Have a go at… bat walks at Sherwood Forest
The Major Oak holds a major secret. Nestled where the great Robin Hood himself is said to have once hidden, a roost of bats huddle together until nightfall; awaiting the chance to stretch their wings and enjoy a bite to eat. (Please note – not the vampire variety!)
Once the crowds of Robin Hood hunters head for home, the forest comes alive with a new kind of noise. From the screech of a tawny owl, to the rustling of a rabbit – the evening is merely the beginning at Sherwood.
I spent last Saturday evening on a bat walk at Sherwood Forest, an hour long tour which takes you on a guided walk after dusk, in the hope of spotting a bat or two. Armed with very little knowledge about bats – only the gruesome blood lusting images played out on the big screen – I was keen to learn about these creatures, and look forward to watching them in a natural habitat – and I wasn’t alone.
Arriving late into the evening at half past nine for our tour, we were pleasantly surprised to see a strong gathering of over twenty people, also here to enjoy the bat walk that evening. There were some real bat fanatics with excited bat chat from the different sonar equipment on offer, to the excitement at the possibility of seeing the many species of bats native to the forest.
The ranger who led the walk certainly knew his bat facts. Before we set off, he filled us with information from the several species of bats that live in the Forest (believed to be up to 11 out of 18 species recorded across Britain), to their dietary requirements and nesting preferences.
He also managed to dispel a few myths about bats, often vamped up by your typical horror movie; managing to placate any fears we had, and helping us see that bats really are quite fascinating. Not only did he equip us with knowledge, he also provided the perfect equipment for detecting the nocturnal residents.

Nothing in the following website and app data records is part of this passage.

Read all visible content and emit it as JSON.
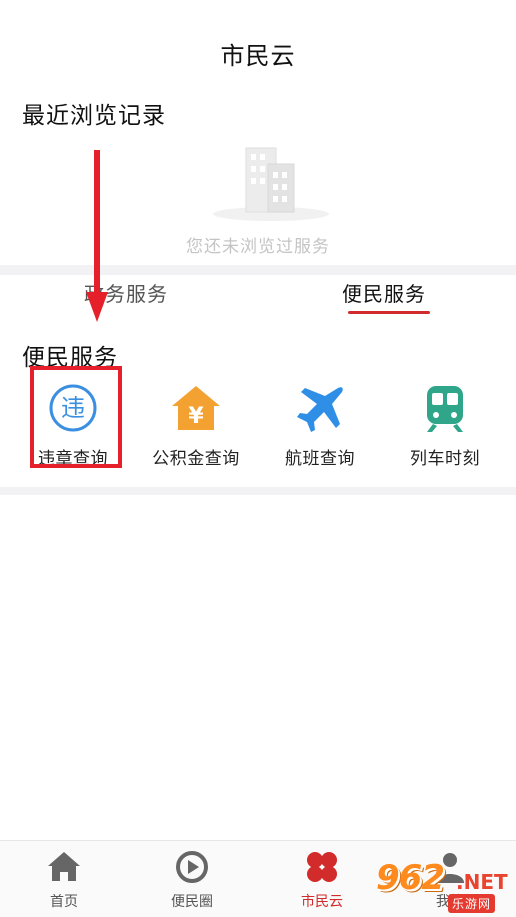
{
  "header": {
    "title": "市民云"
  },
  "recent": {
    "title": "最近浏览记录",
    "empty_text": "您还未浏览过服务"
  },
  "tabs": [
    {
      "label": "政务服务"
    },
    {
      "label": "便民服务"
    }
  ],
  "convenience": {
    "title": "便民服务",
    "items": [
      {
        "label": "违章查询",
        "icon": "violation-icon",
        "glyph": "违",
        "color": "#3a8fe0"
      },
      {
        "label": "公积金查询",
        "icon": "house-fund-icon",
        "glyph": "¥",
        "color": "#f3a232"
      },
      {
        "label": "航班查询",
        "icon": "airplane-icon",
        "color": "#2f8fe6"
      },
      {
        "label": "列车时刻",
        "icon": "train-icon",
        "color": "#2fa68a"
      }
    ]
  },
  "bottom_nav": [
    {
      "label": "首页",
      "icon": "home-icon"
    },
    {
      "label": "便民圈",
      "icon": "circle-play-icon"
    },
    {
      "label": "市民云",
      "icon": "clover-icon",
      "active": true
    },
    {
      "label": "我的",
      "icon": "user-icon"
    }
  ],
  "watermark": {
    "big": "962",
    "net": ".NET",
    "small": "乐游网"
  },
  "colors": {
    "accent": "#d22b2b",
    "annotation": "#e5202a"
  }
}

Throughout the walk we were invited to share around ‘bat detectors’ which picked up sonar signals given off by the bats as they fly overhead. Using a frequency level of around 45, we were able to pick up clicking sounds of bats as they danced through the trees. The chance to not only see the bats but hear them too provided a great sensory experience.
Everyone became animated at the slightest clicking sound, gathering excitedly around the box that gave away a bat’s location.
The ranger was so informed that he could tell the different species from the different range of clicks, and even knew when they were about to feed (the bats create a very comedic ‘raspberry’ type noise as they devour up to 3000 insects a night).
Although there were very few bats visible to us during the tour (bats are migratory and move home often), we were able to enjoy the majestic surroundings of Sherwood Forest.
The walk was a great low impact workout, a gentle amble through the forest at your own pace – although you had to mind for the odd tree stump off the beaten track (torches were recommended for the route back).
Insect repellent was also suggested as a necessity for the walk – the bats knew exactly when to come out of their roost to feed, as the forest was beset with their favourite insects (who were more than happy to take a nibble out of the visitors too!).
The rangers were on hand to answer any bat related questions, and guide people to the best bat spots in the forest. It was not only a chance to see bats in their natural habitat, but to witness other wondrous sights and sounds which may be missed during day visits. Everyone had a great time, young or old – expert or novice, and it was lovely to see people so animated about nature in Notts.
And with the new Batman movie, partly filmed in Nottingham recently, now is the perfect time to check out the real thing. Walks at Sherwood Forest are coming to an end for the season, but be sure to look out for the next one – you’d be batty to miss it.